“Philosophy is kind of a secret weapon. Students who figure it out realize it’s training them to think. And that’s a non-discipline specific skill they’ll be able to use in law school, medical school, or the business world.”
Ellen Cox isn't looking to stir up trouble.
In addition to her history of philosophy courses, Cox also teaches special topics courses whose material might seem controversial to some: Advanced Feminist Philosophies, Queer Theory and Culture, Unruly Bodies: Constructing and Deconstructing Sex, Philosophy and Disability.

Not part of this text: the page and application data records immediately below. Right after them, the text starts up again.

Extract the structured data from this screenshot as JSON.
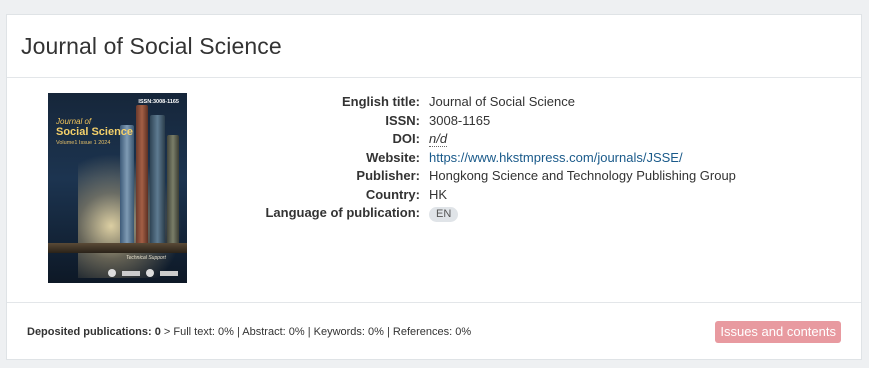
{
  "journal": {
    "title": "Journal of Social Science",
    "fields": {
      "english_title_label": "English title:",
      "english_title": "Journal of Social Science",
      "issn_label": "ISSN:",
      "issn": "3008-1165",
      "doi_label": "DOI:",
      "doi": "n/d",
      "website_label": "Website:",
      "website": "https://www.hkstmpress.com/journals/JSSE/",
      "publisher_label": "Publisher:",
      "publisher": "Hongkong Science and Technology Publishing Group",
      "country_label": "Country:",
      "country": "HK",
      "language_label": "Language of publication:",
      "language": "EN"
    },
    "cover": {
      "issn": "ISSN:3008-1165",
      "title_line1": "Journal of",
      "title_line2": "Social Science",
      "volume": "Volume1 Issue 1 2024",
      "support": "Technical Support"
    }
  },
  "footer": {
    "deposited_label": "Deposited publications: 0",
    "stats": " > Full text: 0% | Abstract: 0% | Keywords: 0% | References: 0%",
    "issues_button": "Issues and contents"
  },
  "colors": {
    "link": "#1a5a8a",
    "button_bg": "#e89aa0",
    "badge_bg": "#e0e4e8"
  }
}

Her current research addresses the emergence of a “fat identity,” which philosopher Michel Foucault would argue indicates that society has taken notice and wants to assert some control over those whose bodies are classified as "overweight" or "obese" according to current norms. Cox hopes to develop a course that will address, in part, the political fallout from the nascent “war on obesity.”
In these sometimes emotionally-charged classes, Cox works hard not to let her personal opinions direct the discussion. Everyone in the room looks to the original source—the text they’re reading—as the authority.

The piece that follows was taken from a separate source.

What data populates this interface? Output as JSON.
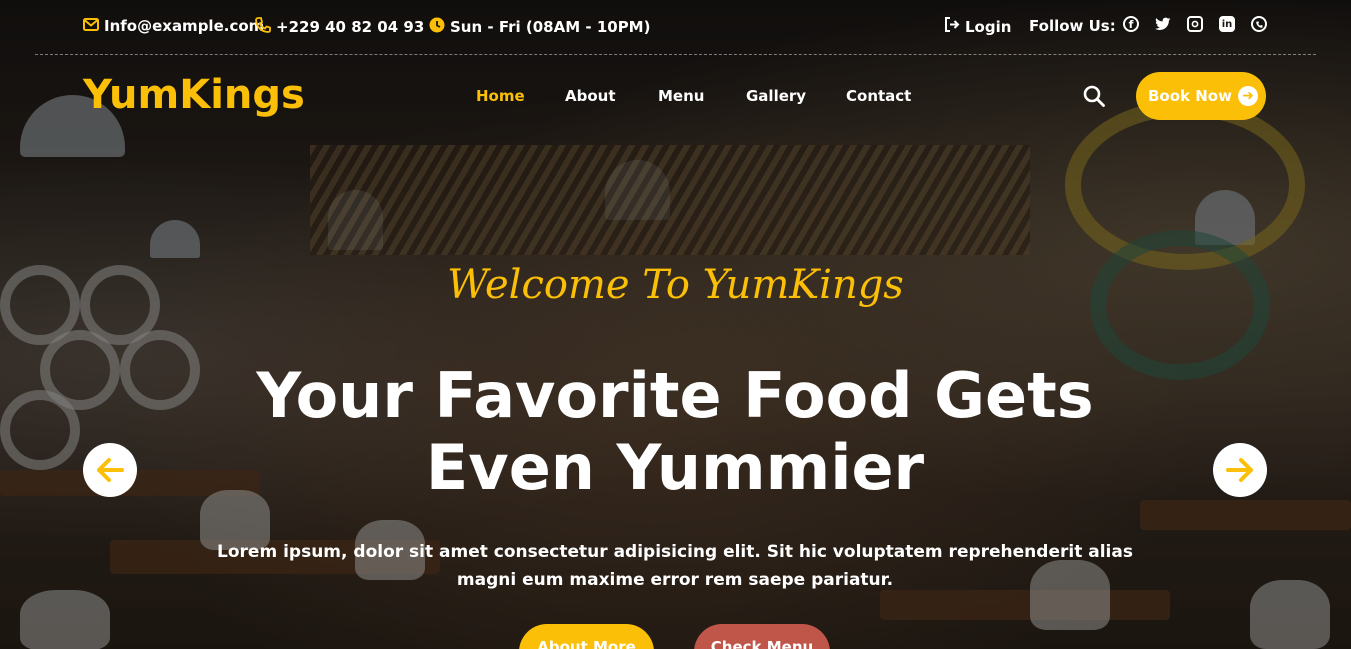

“The students and I, regardless of our ideological positions, we’re trying to crack this text together. I’m not trying to tell them anything. I’m trying to help them read this text with me and see where it might be right, where it might help us think about things, where it calls attention to beliefs we may have, or where it might be problematic.
“My primary goal as an educator is to teach students to read.”
Cox finds the courses she teaches in women’s studies or sexuality studies the most rewarding. She values the chance to help students consider the “biases or privileges that might make their points of view alienating to those with different life experiences.” Sometimes she finds it necessary to remind students of ways they may be disenfranchised.
Teaching these subjects has been a learning experience for her, too. She now feels “a sort of political responsibility, an ethical commitment to the things that I’m teaching in those areas.”
Students leave Cox’s classes ready to tackle all sorts of contemporary issues. Philosophy students typically enjoy academic challenges, and many decide to pursue advanced studies in medical school, law school, or other graduate programs. Others will prepare for careers in business, teaching, or public policy.
Cox appreciates that her academic and personal interests are sometimes folded into new courses at Transylvania. In 2011 she and philosophy professor Peter Fosl took a group of students to Paris to study the philosophy of food.
Students looked at how where you live and what you eat affect your life philosophically. They also discussed how cultures, cities, historical figures, and even philosophical theories have become consumable commodities. “We talked about consumption both as a metaphor and also in the literal sense of French cuisine.”
Given Cox’s affection for French literature and French food, it seems likely the students had the opportunity to savor some petites madeleines, those magical treats that made writer Marcel Proust reflect so eloquently on consciousness and memory and the philosophical state of one’s mind. For Cox, that would result in the perfect melding of academic enlightenment and gustatory joy.